KingsWu Hsing-kuo’s very personal spin on Kafka’s iconic tale forgets to let the audience into his private dreamWu Hsing-kuo’s one-man King Lear, employing Peking Opera traditions, was admired for its virtuosity at Edinburgh in 2011. Now he turns his attention to Kafka’s famous story about Gregor Samsa, the travelling salesman who wakes up one morning and finds himself transformed into a giant cockroach. The bug is rather impressively revolting, with luminous green eyes, pink plumes and long feelers.But in reality this one-man show is not that interested in telling Kafka’s story, which over the years has had outstanding stagings, from Steven Berkoff’s seminal version to the recent Lyric production in which Gregor’s story became a parable about the rise of fascism and the coming Holocaust.
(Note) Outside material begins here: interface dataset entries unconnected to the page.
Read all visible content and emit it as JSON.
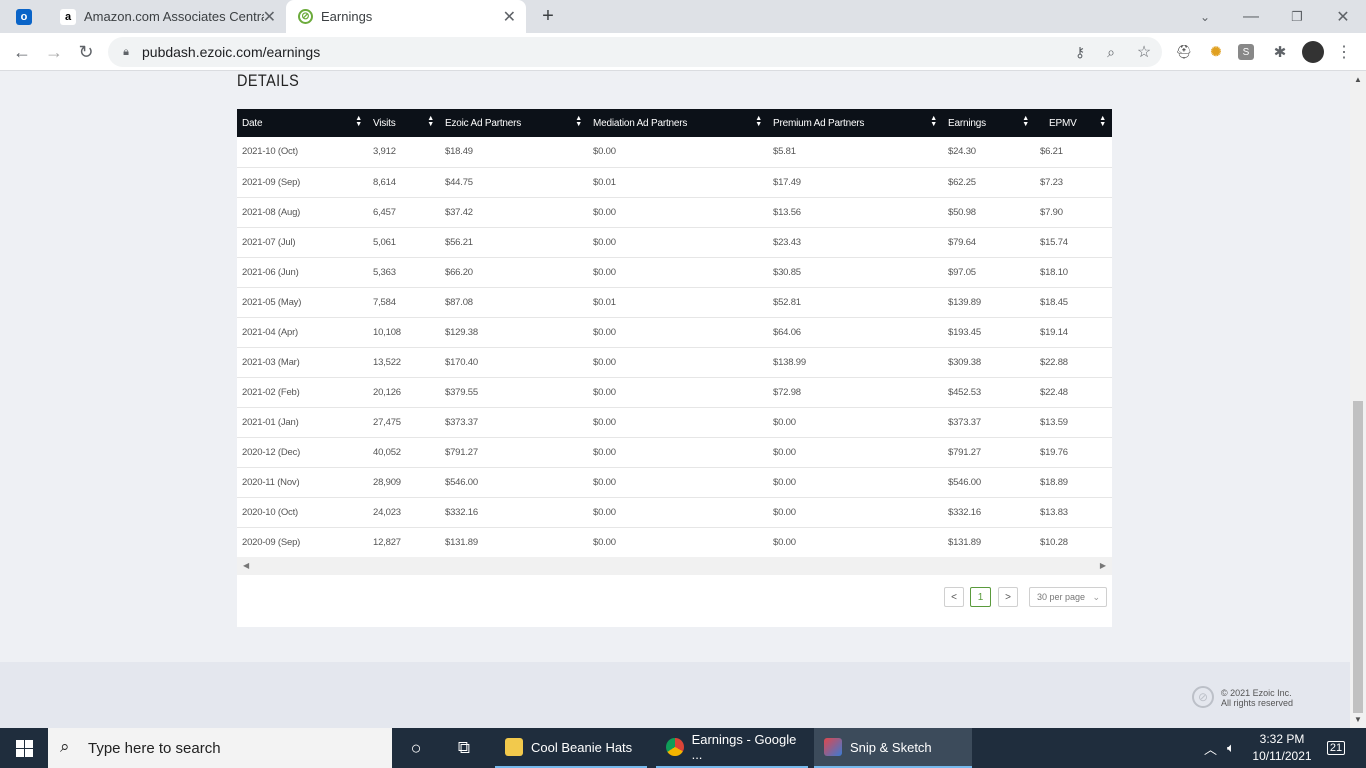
{
  "browser": {
    "tabs": [
      {
        "label": "Amazon.com Associates Central",
        "favicon": "amazon-favicon"
      },
      {
        "label": "Earnings",
        "favicon": "ezoic-favicon",
        "active": true
      }
    ],
    "url": "pubdash.ezoic.com/earnings"
  },
  "page": {
    "section_title": "DETAILS",
    "table": {
      "columns": [
        "Date",
        "Visits",
        "Ezoic Ad Partners",
        "Mediation Ad Partners",
        "Premium Ad Partners",
        "Earnings",
        "EPMV"
      ],
      "rows": [
        [
          "2021-10 (Oct)",
          "3,912",
          "$18.49",
          "$0.00",
          "$5.81",
          "$24.30",
          "$6.21"
        ],
        [
          "2021-09 (Sep)",
          "8,614",
          "$44.75",
          "$0.01",
          "$17.49",
          "$62.25",
          "$7.23"
        ],
        [
          "2021-08 (Aug)",
          "6,457",
          "$37.42",
          "$0.00",
          "$13.56",
          "$50.98",
          "$7.90"
        ],
        [
          "2021-07 (Jul)",
          "5,061",
          "$56.21",
          "$0.00",
          "$23.43",
          "$79.64",
          "$15.74"
        ],
        [
          "2021-06 (Jun)",
          "5,363",
          "$66.20",
          "$0.00",
          "$30.85",
          "$97.05",
          "$18.10"
        ],
        [
          "2021-05 (May)",
          "7,584",
          "$87.08",
          "$0.01",
          "$52.81",
          "$139.89",
          "$18.45"
        ],
        [
          "2021-04 (Apr)",
          "10,108",
          "$129.38",
          "$0.00",
          "$64.06",
          "$193.45",
          "$19.14"
        ],
        [
          "2021-03 (Mar)",
          "13,522",
          "$170.40",
          "$0.00",
          "$138.99",
          "$309.38",
          "$22.88"
        ],
        [
          "2021-02 (Feb)",
          "20,126",
          "$379.55",
          "$0.00",
          "$72.98",
          "$452.53",
          "$22.48"
        ],
        [
          "2021-01 (Jan)",
          "27,475",
          "$373.37",
          "$0.00",
          "$0.00",
          "$373.37",
          "$13.59"
        ],
        [
          "2020-12 (Dec)",
          "40,052",
          "$791.27",
          "$0.00",
          "$0.00",
          "$791.27",
          "$19.76"
        ],
        [
          "2020-11 (Nov)",
          "28,909",
          "$546.00",
          "$0.00",
          "$0.00",
          "$546.00",
          "$18.89"
        ],
        [
          "2020-10 (Oct)",
          "24,023",
          "$332.16",
          "$0.00",
          "$0.00",
          "$332.16",
          "$13.83"
        ],
        [
          "2020-09 (Sep)",
          "12,827",
          "$131.89",
          "$0.00",
          "$0.00",
          "$131.89",
          "$10.28"
        ]
      ]
    },
    "pagination": {
      "prev": "<",
      "current_page": "1",
      "next": ">",
      "per_page": "30 per page"
    },
    "footer": {
      "copyright": "© 2021 Ezoic Inc.",
      "rights": "All rights reserved"
    }
  },
  "taskbar": {
    "search_placeholder": "Type here to search",
    "apps": [
      {
        "label": "Cool Beanie Hats",
        "icon": "folder-icon"
      },
      {
        "label": "Earnings - Google ...",
        "icon": "chrome-icon"
      },
      {
        "label": "Snip & Sketch",
        "icon": "snip-sketch-icon"
      }
    ],
    "time": "3:32 PM",
    "date": "10/11/2021",
    "notification_count": "21"
  },
  "colors": {
    "table_header_bg": "#0c1118",
    "accent_green": "#5a9a3c",
    "page_bg": "#eef0f4",
    "taskbar_bg": "#1f2d3d"
  }
}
This is a riff on the novella’s themes of loneliness and alienation, but also on the life and work of Kafka, and Wu’s own obsessions as an artist. “This production is emphatically personal: this is my Kafka, and Wu Hsing-kuo’s metamorphosis!” he declares in the programme.Which is precisely the problem. It’s so much Wu’s personal vision – he directs, writes and acts – that he forgets to allow the audience in. At times it resembles …read more

Via: The Guardian | Books